**WORK REQUEST:** Could you show all lines in the entries below that contain the string "missiles"?
━━━━━━━━━━━━━━━━
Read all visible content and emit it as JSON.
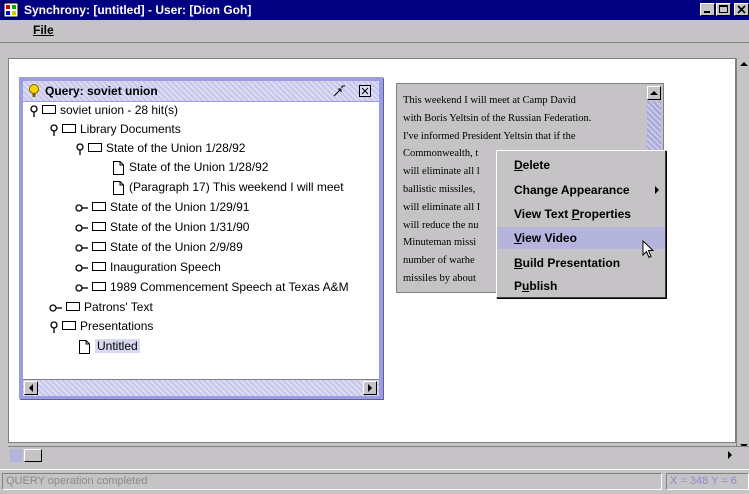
{
  "window": {
    "title": "Synchrony: [untitled] - User: [Dion Goh]"
  },
  "menu": {
    "file": "File"
  },
  "query_panel": {
    "title": "Query: soviet union",
    "tree": [
      {
        "label": "soviet union - 28 hit(s)",
        "kind": "folder",
        "toggle": "pin"
      },
      {
        "label": "Library Documents",
        "kind": "folder",
        "toggle": "pin"
      },
      {
        "label": "State of the Union 1/28/92",
        "kind": "folder",
        "toggle": "pin"
      },
      {
        "label": "State of the Union 1/28/92",
        "kind": "doc"
      },
      {
        "label": "(Paragraph 17) This weekend I will meet",
        "kind": "doc"
      },
      {
        "label": "State of the Union 1/29/91",
        "kind": "folder",
        "toggle": "key"
      },
      {
        "label": "State of the Union 1/31/90",
        "kind": "folder",
        "toggle": "key"
      },
      {
        "label": "State of the Union 2/9/89",
        "kind": "folder",
        "toggle": "key"
      },
      {
        "label": "Inauguration Speech",
        "kind": "folder",
        "toggle": "key"
      },
      {
        "label": "1989 Commencement Speech at Texas A&M",
        "kind": "folder",
        "toggle": "key"
      },
      {
        "label": "Patrons' Text",
        "kind": "folder",
        "toggle": "key"
      },
      {
        "label": "Presentations",
        "kind": "folder",
        "toggle": "pin"
      },
      {
        "label": "Untitled",
        "kind": "doc",
        "selected": true
      }
    ]
  },
  "text_panel": {
    "lines": [
      "This weekend I will meet at Camp David",
      "with Boris Yeltsin of the Russian Federation.",
      "I've informed President Yeltsin that if the",
      "Commonwealth, t",
      "will eliminate all l",
      "ballistic missiles,",
      "will eliminate all I",
      "will reduce the nu",
      "Minuteman missi",
      "number of warhe",
      "missiles by about"
    ]
  },
  "context_menu": {
    "items": [
      {
        "pre": "",
        "ul": "D",
        "post": "elete"
      },
      {
        "pre": "",
        "ul": "",
        "post": "Change Appearance",
        "submenu": true
      },
      {
        "pre": "View Text ",
        "ul": "P",
        "post": "roperties"
      },
      {
        "pre": "",
        "ul": "V",
        "post": "iew Video",
        "selected": true
      },
      {
        "pre": "",
        "ul": "B",
        "post": "uild Presentation"
      },
      {
        "pre": "P",
        "ul": "u",
        "post": "blish"
      }
    ]
  },
  "status": {
    "message": "QUERY operation completed",
    "coords": "X = 348  Y = 6"
  },
  "colors": {
    "titlebar": "#000080",
    "panel_border": "#9c9ce0",
    "selection": "#b4b4dc"
  }
}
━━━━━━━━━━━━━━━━
**RESULT OF THIS EXERCISE:**
      "ballistic missiles,",
      "missiles by about"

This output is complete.